#### Excerpted data ####

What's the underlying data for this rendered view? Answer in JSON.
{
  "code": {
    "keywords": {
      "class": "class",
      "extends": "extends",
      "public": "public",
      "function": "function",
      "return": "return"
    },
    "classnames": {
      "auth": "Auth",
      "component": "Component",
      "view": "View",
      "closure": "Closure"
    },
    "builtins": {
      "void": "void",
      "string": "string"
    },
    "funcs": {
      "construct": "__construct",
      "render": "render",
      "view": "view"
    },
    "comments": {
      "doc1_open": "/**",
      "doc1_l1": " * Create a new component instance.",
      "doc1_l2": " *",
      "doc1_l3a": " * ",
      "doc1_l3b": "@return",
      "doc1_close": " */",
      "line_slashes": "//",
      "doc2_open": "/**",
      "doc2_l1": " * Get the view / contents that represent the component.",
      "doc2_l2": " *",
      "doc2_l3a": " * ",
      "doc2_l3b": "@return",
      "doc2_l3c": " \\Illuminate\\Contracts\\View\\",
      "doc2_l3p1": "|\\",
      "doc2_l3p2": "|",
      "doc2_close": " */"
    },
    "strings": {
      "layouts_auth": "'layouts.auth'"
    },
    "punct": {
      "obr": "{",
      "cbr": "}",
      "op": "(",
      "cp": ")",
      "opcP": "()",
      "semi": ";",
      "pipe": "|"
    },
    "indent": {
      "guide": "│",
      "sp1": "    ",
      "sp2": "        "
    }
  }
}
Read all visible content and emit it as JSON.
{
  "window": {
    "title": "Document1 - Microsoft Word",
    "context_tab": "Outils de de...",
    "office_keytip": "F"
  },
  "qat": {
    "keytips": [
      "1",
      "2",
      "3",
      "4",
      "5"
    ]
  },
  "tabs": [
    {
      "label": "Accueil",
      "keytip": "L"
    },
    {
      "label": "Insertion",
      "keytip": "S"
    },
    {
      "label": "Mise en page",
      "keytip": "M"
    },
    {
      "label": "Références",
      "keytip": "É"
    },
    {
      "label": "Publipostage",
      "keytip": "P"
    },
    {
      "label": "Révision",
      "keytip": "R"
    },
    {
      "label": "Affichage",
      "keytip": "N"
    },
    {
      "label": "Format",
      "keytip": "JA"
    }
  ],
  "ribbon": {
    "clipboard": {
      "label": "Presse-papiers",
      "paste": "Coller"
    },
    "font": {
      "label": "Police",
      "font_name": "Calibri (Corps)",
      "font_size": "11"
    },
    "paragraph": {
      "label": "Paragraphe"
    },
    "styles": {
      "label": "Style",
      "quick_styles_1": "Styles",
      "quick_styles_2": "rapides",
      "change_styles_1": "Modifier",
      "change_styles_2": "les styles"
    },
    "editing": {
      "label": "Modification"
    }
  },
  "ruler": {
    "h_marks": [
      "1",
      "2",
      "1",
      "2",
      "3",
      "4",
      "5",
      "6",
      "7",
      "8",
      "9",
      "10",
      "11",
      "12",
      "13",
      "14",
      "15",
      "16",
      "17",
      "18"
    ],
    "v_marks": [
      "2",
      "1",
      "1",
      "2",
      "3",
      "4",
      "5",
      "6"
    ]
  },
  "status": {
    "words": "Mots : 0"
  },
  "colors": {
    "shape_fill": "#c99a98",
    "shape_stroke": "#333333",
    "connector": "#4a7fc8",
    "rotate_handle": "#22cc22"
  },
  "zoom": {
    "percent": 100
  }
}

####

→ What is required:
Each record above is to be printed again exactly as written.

→ Result:
What's the underlying data for this rendered view? Answer in JSON.
{
  "code": {
    "keywords": {
      "class": "class",
      "extends": "extends",
      "public": "public",
      "function": "function",
      "return": "return"
    },
    "classnames": {
      "auth": "Auth",
      "component": "Component",
      "view": "View",
      "closure": "Closure"
    },
    "builtins": {
      "void": "void",
      "string": "string"
    },
    "funcs": {
      "construct": "__construct",
      "render": "render",
      "view": "view"
    },
    "comments": {
      "doc1_open": "/**",
      "doc1_l1": " * Create a new component instance.",
      "doc1_l2": " *",
      "doc1_l3a": " * ",
      "doc1_l3b": "@return",
      "doc1_close": " */",
      "line_slashes": "//",
      "doc2_open": "/**",
      "doc2_l1": " * Get the view / contents that represent the component.",
      "doc2_l2": " *",
      "doc2_l3a": " * ",
      "doc2_l3b": "@return",
      "doc2_l3c": " \\Illuminate\\Contracts\\View\\",
      "doc2_l3p1": "|\\",
      "doc2_l3p2": "|",
      "doc2_close": " */"
    },
    "strings": {
      "layouts_auth": "'layouts.auth'"
    },
    "punct": {
      "obr": "{",
      "cbr": "}",
      "op": "(",
      "cp": ")",
      "opcP": "()",
      "semi": ";",
      "pipe": "|"
    },
    "indent": {
      "guide": "│",
      "sp1": "    ",
      "sp2": "        "
    }
  }
}
Read all visible content and emit it as JSON.
{
  "window": {
    "title": "Document1 - Microsoft Word",
    "context_tab": "Outils de de...",
    "office_keytip": "F"
  },
  "qat": {
    "keytips": [
      "1",
      "2",
      "3",
      "4",
      "5"
    ]
  },
  "tabs": [
    {
      "label": "Accueil",
      "keytip": "L"
    },
    {
      "label": "Insertion",
      "keytip": "S"
    },
    {
      "label": "Mise en page",
      "keytip": "M"
    },
    {
      "label": "Références",
      "keytip": "É"
    },
    {
      "label": "Publipostage",
      "keytip": "P"
    },
    {
      "label": "Révision",
      "keytip": "R"
    },
    {
      "label": "Affichage",
      "keytip": "N"
    },
    {
      "label": "Format",
      "keytip": "JA"
    }
  ],
  "ribbon": {
    "clipboard": {
      "label": "Presse-papiers",
      "paste": "Coller"
    },
    "font": {
      "label": "Police",
      "font_name": "Calibri (Corps)",
      "font_size": "11"
    },
    "paragraph": {
      "label": "Paragraphe"
    },
    "styles": {
      "label": "Style",
      "quick_styles_1": "Styles",
      "quick_styles_2": "rapides",
      "change_styles_1": "Modifier",
      "change_styles_2": "les styles"
    },
    "editing": {
      "label": "Modification"
    }
  },
  "ruler": {
    "h_marks": [
      "1",
      "2",
      "1",
      "2",
      "3",
      "4",
      "5",
      "6",
      "7",
      "8",
      "9",
      "10",
      "11",
      "12",
      "13",
      "14",
      "15",
      "16",
      "17",
      "18"
    ],
    "v_marks": [
      "2",
      "1",
      "1",
      "2",
      "3",
      "4",
      "5",
      "6"
    ]
  },
  "status": {
    "words": "Mots : 0"
  },
  "colors": {
    "shape_fill": "#c99a98",
    "shape_stroke": "#333333",
    "connector": "#4a7fc8",
    "rotate_handle": "#22cc22"
  },
  "zoom": {
    "percent": 100
  }
}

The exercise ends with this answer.